Late in 1990, the Center for the Study of Ethics in the Professions at Illinois Institute of Technology (lIT) received a grant of more than $200,000 from the National Science Foundation to try a campus-wide approach to integrating professional ethics into its technical curriculum.! Enough has now been accomplished to draw some tentative conclusions. I am the grant's principal investigator. In this paper, I shall describe what we at lIT did, what we learned, and what others, especially philosophers, can learn (...) from us. We set out to develop an approach that others could profitably adopt. I believe that we succeeded. (shrink)
This chapter contains sections titled: The Case of Beth B The Individuals with Disabilities Education Act (IDEA) Justice and Community The Ethics of Inclusionary Care The Morality of Equal Educational Concern Constitutional Democratic Proceduralism Conclusion.
Among the many assaults upon widely held views in social and political philosophy to be found in Robert Nozick's Anarchy, State, and Utopia, is a novel criticism of the utilitarian deterrence theory of punishment. Nozick believes that this criticism is absolutely decisive, and, indeed, in his words, establishes the utilitarian deterrence theory's "non existence." The purpose of this paper is to show that Nozick's criticism rests upon a tacit crucial error about the nature of punishment. This error, while an elementary (...) one, is evidently easy to make since not only Nozick falls prey to it but also some prominent utilitarians themselves.

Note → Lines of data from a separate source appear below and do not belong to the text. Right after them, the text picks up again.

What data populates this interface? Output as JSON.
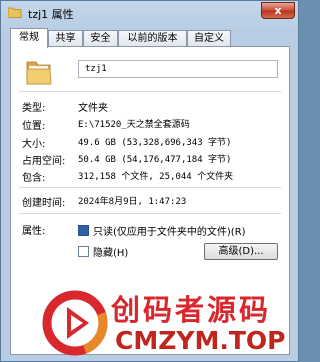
{
  "window": {
    "title": "tzj1 属性",
    "close_glyph": "x"
  },
  "tabs": [
    "常规",
    "共享",
    "安全",
    "以前的版本",
    "自定义"
  ],
  "general": {
    "name_value": "tzj1",
    "rows": {
      "type": {
        "label": "类型:",
        "value": "文件夹"
      },
      "location": {
        "label": "位置:",
        "value": "E:\\71520_天之禁全套源码"
      },
      "size": {
        "label": "大小:",
        "value": "49.6 GB (53,328,696,343 字节)"
      },
      "size_on_disk": {
        "label": "占用空间:",
        "value": "50.4 GB (54,176,477,184 字节)"
      },
      "contains": {
        "label": "包含:",
        "value": "312,158 个文件, 25,044 个文件夹"
      },
      "created": {
        "label": "创建时间:",
        "value": "2024年8月9日, 1:47:23"
      }
    },
    "attributes": {
      "label": "属性:",
      "readonly_label": "只读(仅应用于文件夹中的文件)(R)",
      "hidden_label": "隐藏(H)",
      "advanced_button": "高级(D)..."
    }
  },
  "watermark": {
    "line1": "创码者源码",
    "line2": "CMZYM.TOP"
  },
  "colors": {
    "watermark_red": "#d9272e",
    "folder_yellow": "#e8c35a"
  }
}
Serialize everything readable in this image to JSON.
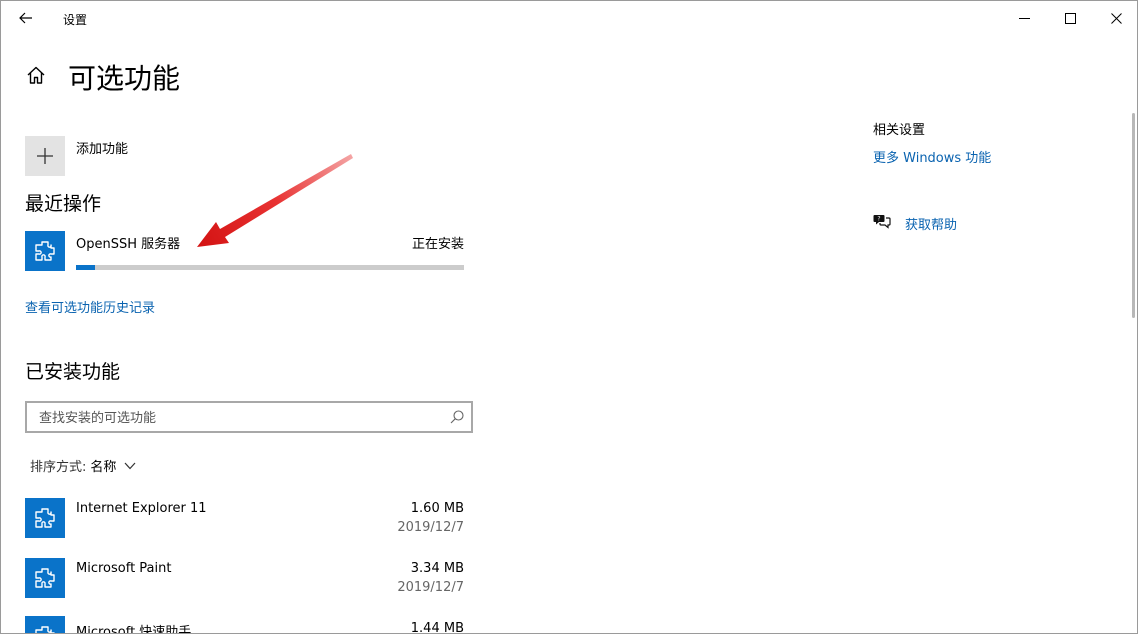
{
  "window": {
    "title": "设置"
  },
  "page": {
    "title": "可选功能"
  },
  "add_feature": {
    "label": "添加功能",
    "icon": "plus-icon"
  },
  "recent": {
    "title": "最近操作",
    "operation": {
      "name": "OpenSSH 服务器",
      "status": "正在安装",
      "progress": 0.05
    },
    "history_link": "查看可选功能历史记录"
  },
  "installed": {
    "title": "已安装功能",
    "search_placeholder": "查找安装的可选功能",
    "sort_prefix": "排序方式:",
    "sort_value": "名称",
    "items": [
      {
        "name": "Internet Explorer 11",
        "size": "1.60 MB",
        "date": "2019/12/7"
      },
      {
        "name": "Microsoft Paint",
        "size": "3.34 MB",
        "date": "2019/12/7"
      },
      {
        "name": "Microsoft 快速助手",
        "size": "1.44 MB"
      }
    ]
  },
  "related": {
    "title": "相关设置",
    "more_windows_link": "更多 Windows 功能",
    "help_link": "获取帮助"
  },
  "colors": {
    "accent": "#0a73c9",
    "link": "#0a63b0",
    "annotation_arrow": "#e01b1b"
  }
}
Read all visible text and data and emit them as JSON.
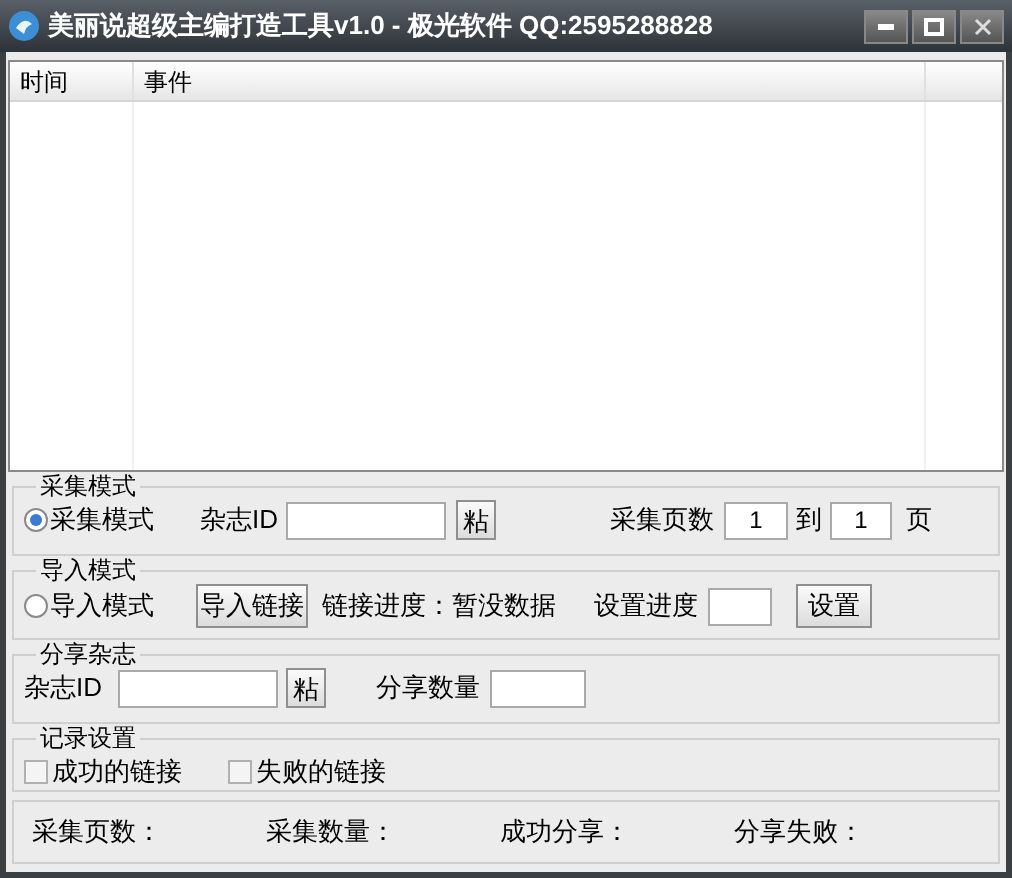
{
  "window": {
    "title": "美丽说超级主编打造工具v1.0 - 极光软件 QQ:2595288828"
  },
  "log_table": {
    "columns": [
      "时间",
      "事件"
    ]
  },
  "collect_mode": {
    "title": "采集模式",
    "mode_radio": {
      "label": "采集模式",
      "selected": true
    },
    "magazine_id_label": "杂志ID",
    "paste_button": "粘",
    "pages_label": "采集页数",
    "page_from": "1",
    "to_label": "到",
    "page_to": "1",
    "page_unit": "页"
  },
  "import_mode": {
    "title": "导入模式",
    "mode_radio": {
      "label": "导入模式",
      "selected": false
    },
    "import_button": "导入链接",
    "progress_text": "链接进度：暂没数据",
    "set_progress_label": "设置进度",
    "set_button": "设置"
  },
  "share_magazine": {
    "title": "分享杂志",
    "magazine_id_label": "杂志ID",
    "paste_button": "粘",
    "share_count_label": "分享数量"
  },
  "log_settings": {
    "title": "记录设置",
    "checkboxes": [
      {
        "label": "成功的链接",
        "checked": false
      },
      {
        "label": "失败的链接",
        "checked": false
      }
    ]
  },
  "status_bar": [
    "采集页数：",
    "采集数量：",
    "成功分享：",
    "分享失败："
  ]
}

Recognizing the error makes possible a more careful statement of the utilitarian deterrence theory that avoids Nozick's criticism. (shrink)